It wasn’t my doing that brought this on them but it was an incidental thing due to what happened to me that brings them into it and I had a bit of an emotional conversation with my mom because I felt awful about the situation.
As far as me enjoying the attention? I could take it or leave it but I certainly don’t mind it.
KING: You feel sorry for your parents?
LANDIS: No, I’m OK. I felt much better after speaking with my mom, because she’s tough, too. Both of them are tough and they can handle it but I think I felt worse just because of me, because I felt like they had to answer questions that they didn’t know how to answer and they should never have been brought into this in the first place and I blame the press more. It was partly my fault for not being available to talk but I was trying to collect my thoughts and so they went to the first people they can think of and so they went to my parents and yeah, I felt bad but they’ll be OK.
KING: I don’t know every aspect of the Mennonite faith, but do they have television? Do they watch you win?
LANDIS: They don’t have a television. I grew up without a television or radio other than the tape player. We had gospel songs and that kind of thing. But they watched the race. They went to some friend’s house down the street, the neighbors each day and they got to see it.
KING: Doctor, tell me about Floyd, the patient and the man?
KAY: Well, Floyd is about as tough as they come. Having ridden a bike with him on a fairly regular basis in the last four years. I’ve seen that first hand. I’ve seen his training data. I’ve seen how hard he works. His training is legendary in the cycling area. This performance he had this big Stage de Morzine (ph) was not unexpected. He has training data that compares to what he did that day and the big thing with that performance today is that he is the only one that would do that on the first hill, the first of five hills, and you watched the other leaders there with him, they had the opportunity, perfectly capable of going and they said no.
But I think Floyd’s big thing is he’s honest, hardworking, a lot of integrity and “¦
KING: Is he the best cyclist in the world today?
KAY: Oh, without a doubt.
KING: Thank you, Floyd. We’ll be keeping close tabs on this.
LANDIS: Thank you both, Brent and Larry.
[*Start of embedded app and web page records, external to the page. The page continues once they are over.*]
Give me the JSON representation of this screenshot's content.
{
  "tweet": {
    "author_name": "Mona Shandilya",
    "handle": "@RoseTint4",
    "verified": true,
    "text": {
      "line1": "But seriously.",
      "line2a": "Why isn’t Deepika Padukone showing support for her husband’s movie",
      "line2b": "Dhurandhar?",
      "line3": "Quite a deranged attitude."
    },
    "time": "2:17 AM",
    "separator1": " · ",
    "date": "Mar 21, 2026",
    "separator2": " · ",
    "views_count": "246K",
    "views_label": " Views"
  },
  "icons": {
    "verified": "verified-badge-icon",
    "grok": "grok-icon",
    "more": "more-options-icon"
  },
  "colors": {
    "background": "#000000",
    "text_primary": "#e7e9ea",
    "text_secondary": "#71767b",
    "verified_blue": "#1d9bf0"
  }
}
KING: Thank you. Floyd Landis, the winner of the Tour de France and Dr. Brent Kay, his personal physician.
By the way, Sheryl Crowe will be our special guest on Monday night on LARRY KING LIVE and when we come back, Rusty Yates, what a story. Don’t go away.